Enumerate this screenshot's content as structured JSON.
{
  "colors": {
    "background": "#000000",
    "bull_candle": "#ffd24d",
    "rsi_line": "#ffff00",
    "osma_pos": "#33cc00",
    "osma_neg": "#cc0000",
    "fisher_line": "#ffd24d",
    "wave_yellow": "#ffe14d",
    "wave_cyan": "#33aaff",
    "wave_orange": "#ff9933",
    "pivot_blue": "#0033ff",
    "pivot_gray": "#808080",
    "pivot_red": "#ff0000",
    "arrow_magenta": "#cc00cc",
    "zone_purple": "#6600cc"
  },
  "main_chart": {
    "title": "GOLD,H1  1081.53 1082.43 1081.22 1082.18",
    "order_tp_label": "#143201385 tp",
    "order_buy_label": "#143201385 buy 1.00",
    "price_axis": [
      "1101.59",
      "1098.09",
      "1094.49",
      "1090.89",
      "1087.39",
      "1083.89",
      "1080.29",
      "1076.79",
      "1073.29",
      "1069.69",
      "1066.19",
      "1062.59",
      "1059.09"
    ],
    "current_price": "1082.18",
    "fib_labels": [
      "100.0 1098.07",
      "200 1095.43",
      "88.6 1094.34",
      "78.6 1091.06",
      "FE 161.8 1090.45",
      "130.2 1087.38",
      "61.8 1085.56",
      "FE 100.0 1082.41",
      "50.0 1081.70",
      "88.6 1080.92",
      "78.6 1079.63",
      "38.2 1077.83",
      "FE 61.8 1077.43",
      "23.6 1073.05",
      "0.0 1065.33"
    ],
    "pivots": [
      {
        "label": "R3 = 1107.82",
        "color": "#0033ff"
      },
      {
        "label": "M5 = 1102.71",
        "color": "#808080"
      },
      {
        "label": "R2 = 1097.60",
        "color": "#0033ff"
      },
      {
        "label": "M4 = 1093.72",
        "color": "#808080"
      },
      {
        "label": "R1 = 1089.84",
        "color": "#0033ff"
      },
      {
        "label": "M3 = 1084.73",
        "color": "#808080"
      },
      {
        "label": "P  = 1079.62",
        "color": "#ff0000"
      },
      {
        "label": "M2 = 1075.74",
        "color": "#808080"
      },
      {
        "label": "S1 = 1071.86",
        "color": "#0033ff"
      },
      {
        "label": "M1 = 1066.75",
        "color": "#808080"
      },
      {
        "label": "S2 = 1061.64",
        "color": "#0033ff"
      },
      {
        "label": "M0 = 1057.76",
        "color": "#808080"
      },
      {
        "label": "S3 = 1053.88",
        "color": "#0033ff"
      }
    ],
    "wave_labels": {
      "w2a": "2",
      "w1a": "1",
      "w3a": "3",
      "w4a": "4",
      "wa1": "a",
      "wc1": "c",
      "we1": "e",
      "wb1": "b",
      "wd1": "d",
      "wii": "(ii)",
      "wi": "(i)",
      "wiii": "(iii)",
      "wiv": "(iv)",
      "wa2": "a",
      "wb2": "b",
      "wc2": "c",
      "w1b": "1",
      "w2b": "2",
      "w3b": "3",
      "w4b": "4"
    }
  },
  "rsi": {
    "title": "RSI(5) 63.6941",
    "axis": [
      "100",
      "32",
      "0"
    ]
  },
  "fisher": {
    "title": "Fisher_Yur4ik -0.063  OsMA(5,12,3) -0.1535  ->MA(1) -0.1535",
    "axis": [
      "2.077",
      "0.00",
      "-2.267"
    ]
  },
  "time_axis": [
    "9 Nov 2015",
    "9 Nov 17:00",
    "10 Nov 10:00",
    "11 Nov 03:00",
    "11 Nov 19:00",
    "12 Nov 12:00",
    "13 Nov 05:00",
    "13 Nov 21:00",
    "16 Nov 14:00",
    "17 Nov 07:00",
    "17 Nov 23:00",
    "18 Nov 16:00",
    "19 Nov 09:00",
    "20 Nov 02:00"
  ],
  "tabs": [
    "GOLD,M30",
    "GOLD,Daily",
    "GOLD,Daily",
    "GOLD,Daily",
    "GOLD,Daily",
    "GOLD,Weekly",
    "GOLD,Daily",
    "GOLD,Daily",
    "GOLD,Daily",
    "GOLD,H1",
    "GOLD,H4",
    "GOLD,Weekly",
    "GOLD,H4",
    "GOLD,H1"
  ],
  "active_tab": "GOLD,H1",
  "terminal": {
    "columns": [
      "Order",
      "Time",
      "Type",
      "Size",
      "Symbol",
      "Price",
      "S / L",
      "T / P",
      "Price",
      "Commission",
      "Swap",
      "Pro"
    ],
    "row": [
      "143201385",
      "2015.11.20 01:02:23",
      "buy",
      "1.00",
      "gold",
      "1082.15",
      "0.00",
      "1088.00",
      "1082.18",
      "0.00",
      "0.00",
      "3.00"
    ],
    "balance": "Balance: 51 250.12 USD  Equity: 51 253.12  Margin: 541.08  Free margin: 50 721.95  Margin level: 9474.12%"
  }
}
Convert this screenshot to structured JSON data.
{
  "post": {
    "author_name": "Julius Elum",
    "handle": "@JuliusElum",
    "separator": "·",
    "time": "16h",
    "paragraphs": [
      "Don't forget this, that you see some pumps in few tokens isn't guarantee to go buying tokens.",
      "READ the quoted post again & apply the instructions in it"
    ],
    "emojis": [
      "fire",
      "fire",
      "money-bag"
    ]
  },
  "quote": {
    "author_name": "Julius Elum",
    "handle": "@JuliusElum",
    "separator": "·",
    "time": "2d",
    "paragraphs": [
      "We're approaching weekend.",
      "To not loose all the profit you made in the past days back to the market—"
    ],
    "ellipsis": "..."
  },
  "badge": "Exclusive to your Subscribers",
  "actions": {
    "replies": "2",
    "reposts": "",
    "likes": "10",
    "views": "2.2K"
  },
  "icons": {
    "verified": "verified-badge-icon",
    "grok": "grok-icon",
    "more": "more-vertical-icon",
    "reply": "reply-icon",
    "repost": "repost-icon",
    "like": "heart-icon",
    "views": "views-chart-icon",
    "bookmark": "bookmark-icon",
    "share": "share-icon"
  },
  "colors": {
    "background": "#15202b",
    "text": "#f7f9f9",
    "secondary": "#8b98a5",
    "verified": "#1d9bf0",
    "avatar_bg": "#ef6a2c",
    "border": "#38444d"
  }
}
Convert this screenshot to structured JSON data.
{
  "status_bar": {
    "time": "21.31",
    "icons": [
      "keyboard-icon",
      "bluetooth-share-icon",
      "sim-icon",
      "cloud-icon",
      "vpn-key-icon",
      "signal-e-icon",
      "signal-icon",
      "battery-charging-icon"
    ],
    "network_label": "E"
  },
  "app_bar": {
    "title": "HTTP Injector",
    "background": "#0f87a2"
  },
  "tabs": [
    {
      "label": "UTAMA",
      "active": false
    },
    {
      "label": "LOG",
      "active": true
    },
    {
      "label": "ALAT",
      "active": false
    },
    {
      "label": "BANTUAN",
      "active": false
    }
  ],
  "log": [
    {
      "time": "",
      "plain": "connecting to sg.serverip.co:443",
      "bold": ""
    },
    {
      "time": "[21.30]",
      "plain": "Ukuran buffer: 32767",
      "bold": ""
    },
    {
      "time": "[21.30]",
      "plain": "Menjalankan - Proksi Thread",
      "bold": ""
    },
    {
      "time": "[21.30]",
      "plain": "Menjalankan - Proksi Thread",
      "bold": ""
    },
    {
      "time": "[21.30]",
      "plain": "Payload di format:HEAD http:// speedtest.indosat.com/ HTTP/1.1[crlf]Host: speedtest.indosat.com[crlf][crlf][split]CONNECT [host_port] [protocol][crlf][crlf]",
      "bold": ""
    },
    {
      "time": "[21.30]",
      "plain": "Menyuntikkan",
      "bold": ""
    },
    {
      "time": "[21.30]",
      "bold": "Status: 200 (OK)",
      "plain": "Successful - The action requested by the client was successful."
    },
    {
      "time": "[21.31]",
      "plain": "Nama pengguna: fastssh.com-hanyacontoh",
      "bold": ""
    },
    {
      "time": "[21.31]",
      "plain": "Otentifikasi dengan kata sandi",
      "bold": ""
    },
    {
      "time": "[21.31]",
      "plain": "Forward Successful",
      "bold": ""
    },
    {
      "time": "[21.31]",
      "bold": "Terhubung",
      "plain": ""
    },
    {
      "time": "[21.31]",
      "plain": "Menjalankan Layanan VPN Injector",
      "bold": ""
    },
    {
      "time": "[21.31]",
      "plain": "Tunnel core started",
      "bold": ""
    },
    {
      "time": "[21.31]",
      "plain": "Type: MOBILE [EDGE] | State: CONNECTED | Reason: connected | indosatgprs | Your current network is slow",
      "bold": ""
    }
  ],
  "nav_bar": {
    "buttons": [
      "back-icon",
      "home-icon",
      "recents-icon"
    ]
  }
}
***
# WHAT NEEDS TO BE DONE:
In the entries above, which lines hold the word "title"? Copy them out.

# RESPONSE:
    "title": "GOLD,H1  1081.53 1082.43 1081.22 1082.18",
    "title": "RSI(5) 63.6941",
    "title": "Fisher_Yur4ik -0.063  OsMA(5,12,3) -0.1535  ->MA(1) -0.1535",
    "title": "HTTP Injector",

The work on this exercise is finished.